The Dodgers and Yankees had split the first four games, and Stengel liked the deception of Larsen's no-windup delivery. The manager's instincts proved historically correct. The lanky right-hander struck out seven, needed just 97 pitches to tame the Dodgers and only once went to three balls on a batter -- against Pee Wee Reese in the first inning.
In winning 2-0, the Yankees themselves managed only five hits against the Dodgers' Sal Maglie but scored on Mickey Mantle's home run and an RBI single by Hank Bauer.
Larsen, selected MVP of the 1956 Series, had two close calls. In the second inning, Jackie Robinson hit a hard grounder that was deflected by third baseman Andy Carey to shortstop Gil McDougald, who threw out Robinson. In the fifth, Mantle ran down a long drive to left-center field by Gil Hodges. With two outs in the ninth, pinch hitter Dale Mitchell took a third strike, completing the perfect game and sending catcher Yogi Berra dashing out from behind the plate to leap into Larsen's arms.
"When Yogi Berra jumped on me and grabbed with the bear hug, my mind went completely blank," Larsen wrote in his autobiography. "I was under friendly attack ... I was swept into the dugout."
Their celebration remains one of baseball's most joyous images.

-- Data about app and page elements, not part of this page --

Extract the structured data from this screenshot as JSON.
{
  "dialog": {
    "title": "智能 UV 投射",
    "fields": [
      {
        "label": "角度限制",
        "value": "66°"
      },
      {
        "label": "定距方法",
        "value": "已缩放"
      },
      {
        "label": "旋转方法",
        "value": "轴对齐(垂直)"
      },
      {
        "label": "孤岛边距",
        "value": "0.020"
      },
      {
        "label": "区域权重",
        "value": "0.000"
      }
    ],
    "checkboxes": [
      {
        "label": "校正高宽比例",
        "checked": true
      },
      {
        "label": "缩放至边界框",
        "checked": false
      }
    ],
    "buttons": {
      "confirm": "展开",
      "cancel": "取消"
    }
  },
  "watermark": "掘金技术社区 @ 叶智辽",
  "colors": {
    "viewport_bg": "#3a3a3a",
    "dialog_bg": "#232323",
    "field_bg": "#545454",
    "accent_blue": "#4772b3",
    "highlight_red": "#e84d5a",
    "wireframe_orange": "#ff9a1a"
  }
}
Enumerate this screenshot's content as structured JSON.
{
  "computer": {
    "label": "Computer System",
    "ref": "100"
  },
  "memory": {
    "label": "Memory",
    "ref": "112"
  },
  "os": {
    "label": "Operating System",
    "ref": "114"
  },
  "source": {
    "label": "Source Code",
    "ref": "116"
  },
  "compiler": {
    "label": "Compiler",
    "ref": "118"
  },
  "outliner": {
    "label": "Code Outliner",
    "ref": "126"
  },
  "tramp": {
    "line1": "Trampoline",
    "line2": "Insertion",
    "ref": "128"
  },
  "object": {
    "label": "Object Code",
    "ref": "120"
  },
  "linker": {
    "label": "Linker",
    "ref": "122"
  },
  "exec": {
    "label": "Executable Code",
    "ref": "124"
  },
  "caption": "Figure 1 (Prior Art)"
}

"Don's perfect game is a defining moment for our franchise, encapsulating a storied era of Yankees success and ranking among the greatest single-game performances in Major League Baseball history," the Yankees, who also tweeted about Larsen's death, said in a statement. "The unmitigated joy reflected in his embrace with Yogi Berra after the game's final out will forever hold a secure place in Yankees lore. It was the pinnacle of baseball success and a reminder of the incredible, unforgettable things that can take place on a baseball field."